The Spanish mackerel is a sleek fish with aerodynamics similar to a green and silver rifle bullet. It leads with a set of needle-like teeth that shred leaders, lures, flies, bait and fingers with equal authority. The intense boat presence, netting, fishing and dolphin pressure made the normal use of even the finest number 1 and 2 coffee wire leaders a nonproductive idea. So we stuck with Seaguar 25-pound test Red Label fluorocarbon, the stiffest invisible lightweight leader locally recommended. With a loop knot on a light colored number 1 or 2 Clouser Minnow pattern, we cast the fluorocarbon leader upcurrent on either a floating or intermediate fly line allowing the fly to sink to reach the mackerel window. At this point a group of two or three fish would begin slashing and chopping the fly into nothingness.
Spanish mackerel and their heftier cousins, cero and king mackerel, can all turn on the jets in an instant. Getting a fly, spoon or live bait away from them is impossible. But convincing shy, overworked Spanish to get a mouthful of fly hook sometimes requires persistence rather than speed.
On this particular day it seemed important to let the fly sink for a few counts before beginning a brisk striping motion. Next, add a sudden pause. Strikes would come during the pause as the fly began dropping or just as it resumed moving at a slower speed.
During a prolonged outboard engine warranty hassle that began last August, Marcia had emptied her boat of its usual necessities and was upset for leaving her “mackerel fly box” at home. That collection of well-used patterns would have proven helpful as the mackerel continued buzz-cutting our flies into disposables in two casts.
Marcia stayed extremely busy unhooking our fish and toweling down the boat from a continuous bath of blood and bait created by landing and releasing Spanish. Chewed glass minnow residue was flying everywhere. Some hulking cobia, jacks and the occasional kingfish all zoomed through this bait- and mackerel-rich zone. Occasionally, angry screams erupted from a commercial guy locked in a sudden tug-a-war with a bottlenose dolphin that chomped his cast net full of wriggling mackerel.
Nearly five hours of nonstop fly tossing from a bouncing skiff is great casting practice and improves everything from loop-knot tying to double-hauling in the wind, hook setting and fish fighting. The action was furious and not without a purpose. We slid a few mackerel into the cooler to be grilled later under lemon juice and butter, part of a nice dinner with Marcia’s patient husband, Aaron.
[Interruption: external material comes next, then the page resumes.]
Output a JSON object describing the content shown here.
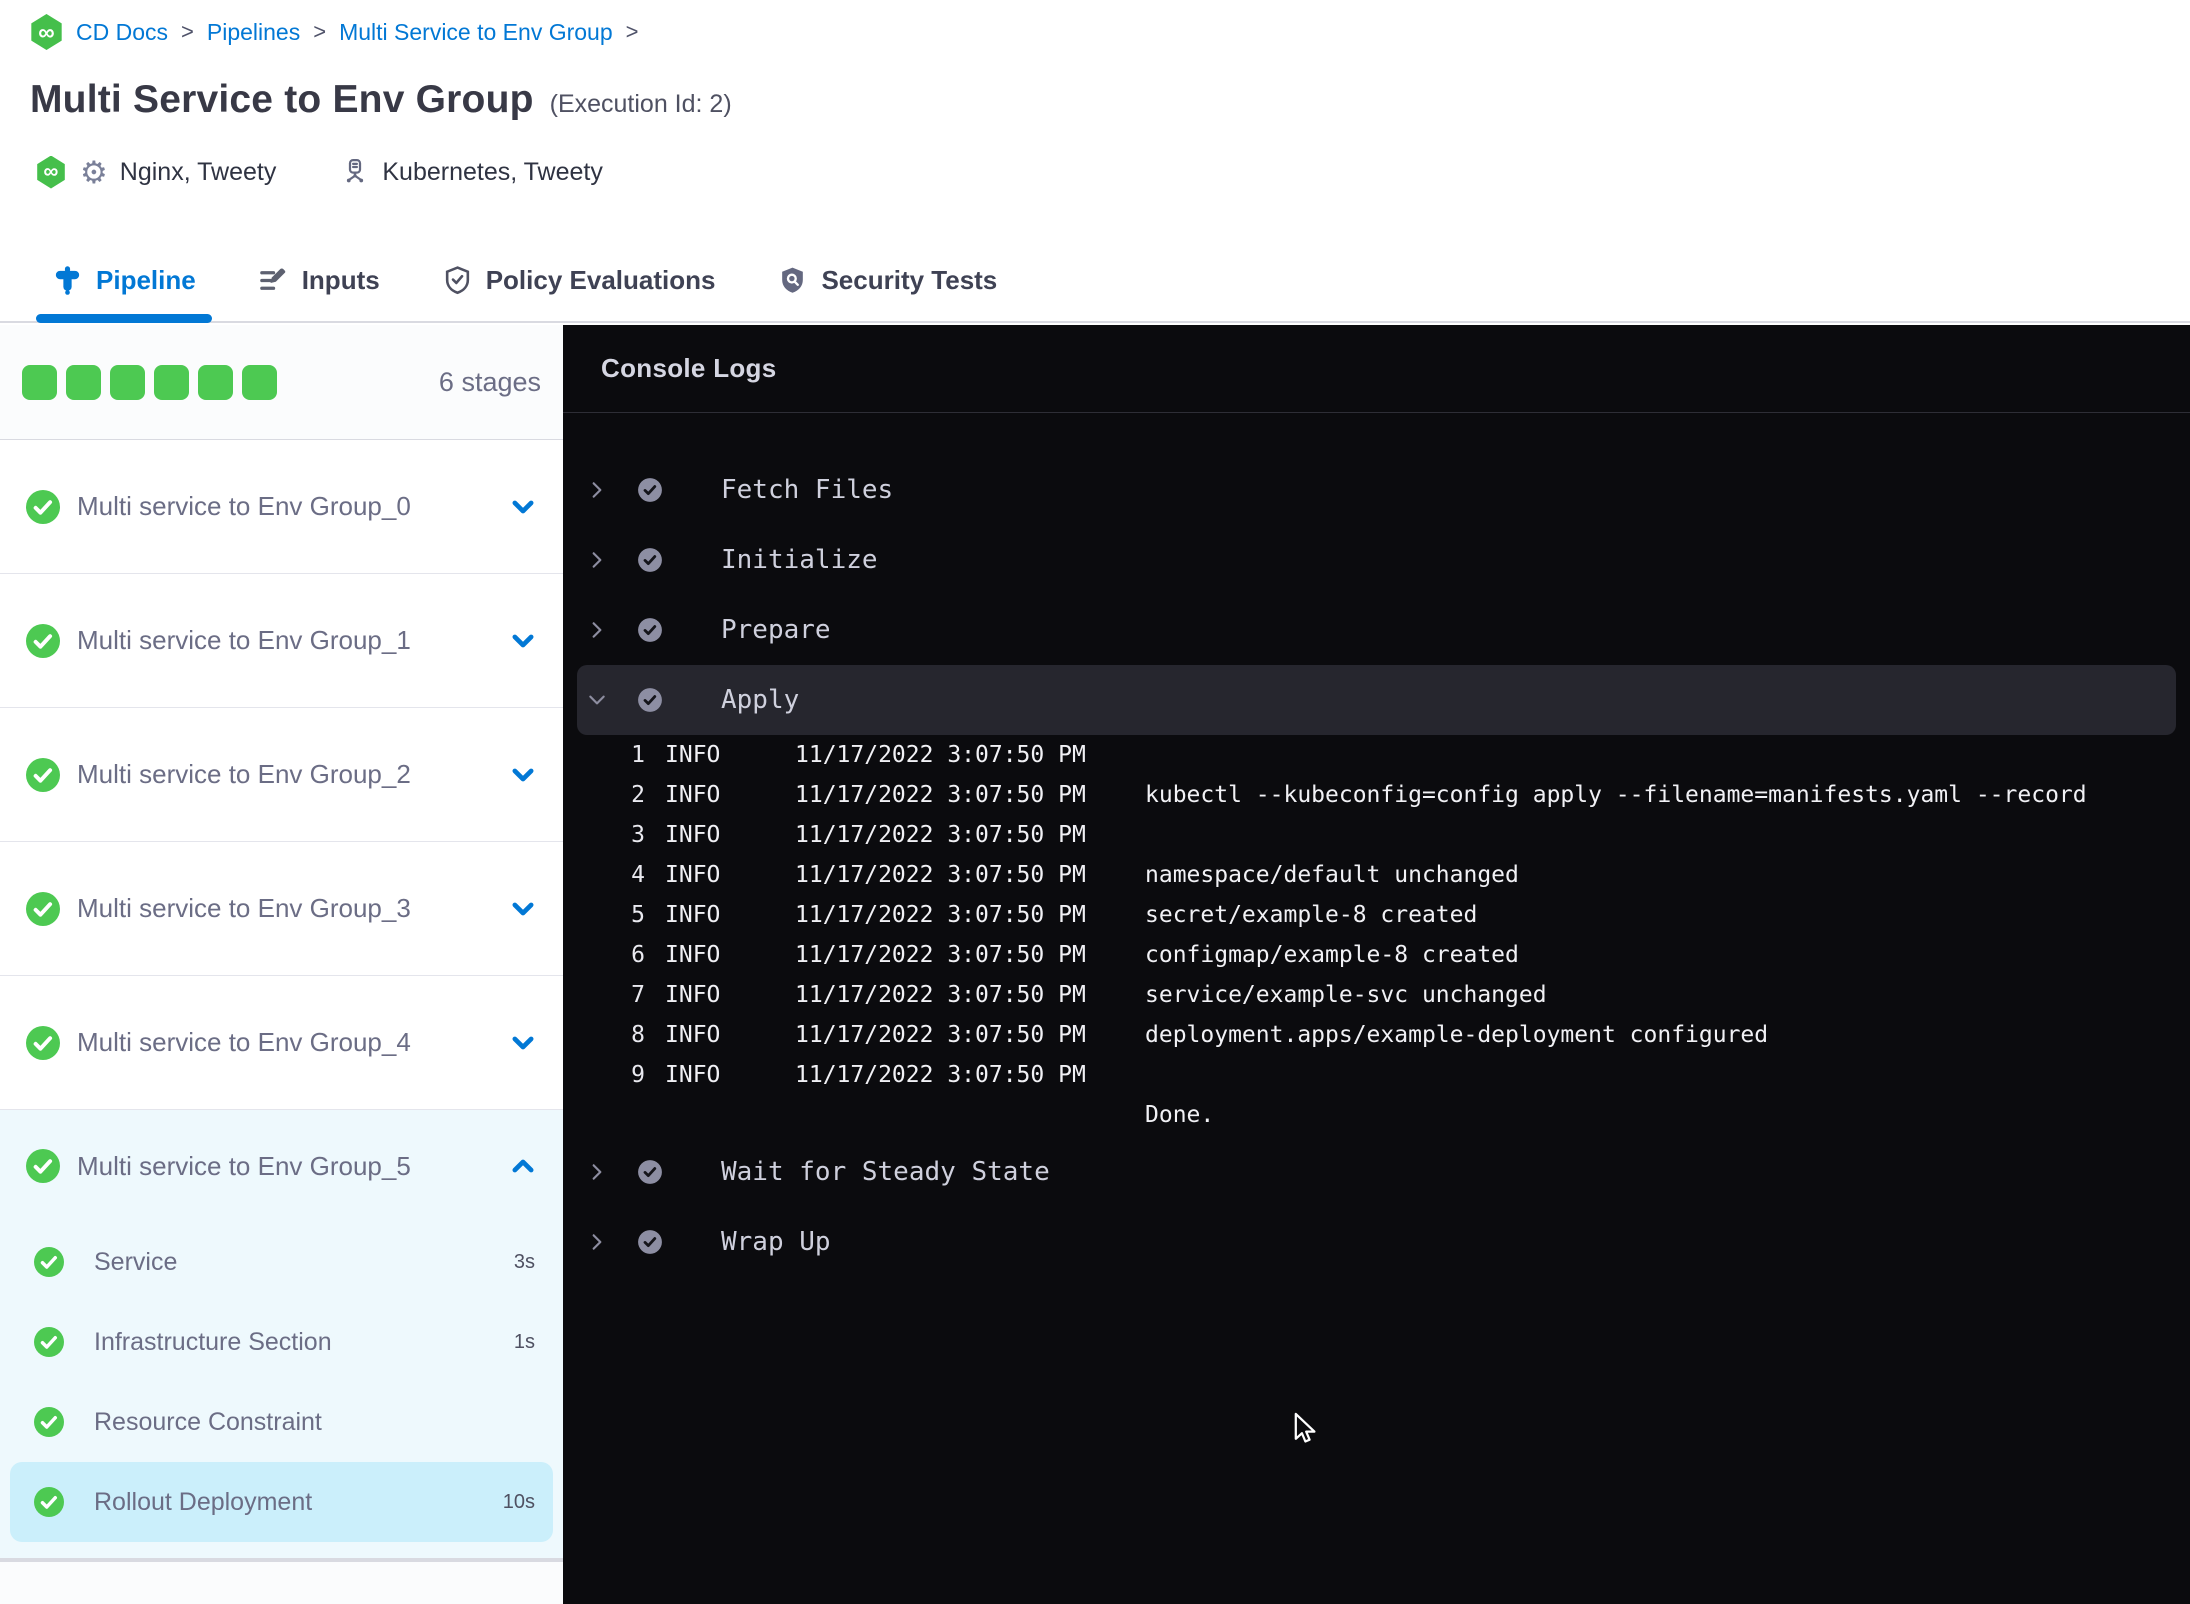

When the wind finally clocked around to the northeast, announcing the arrival of another weather front, the Action Craft moved back into the comfortable confines of the Indian River. There we enjoyed a relaxed lunch before we slipped into the water to finish the afternoon wading and casting Marcia’s Flats, as they are officially listed on the Home Port No. 51 St. Lucie River Chart.
Ignoring the weather forecast of high winds and an even greater chance of rain paid off handsomely this time.
Jackson Hole Ducks Unlimited’s annual fundraising banquet number 39 is scheduled for March 16 in the Snow King Sports and Events Center. Contact local chairwoman Jennifer Wolf to volunteer, donate and purchase tickets and corporate sponsorships. Jennifer can be reached at email@example.com or at 307-413-4439.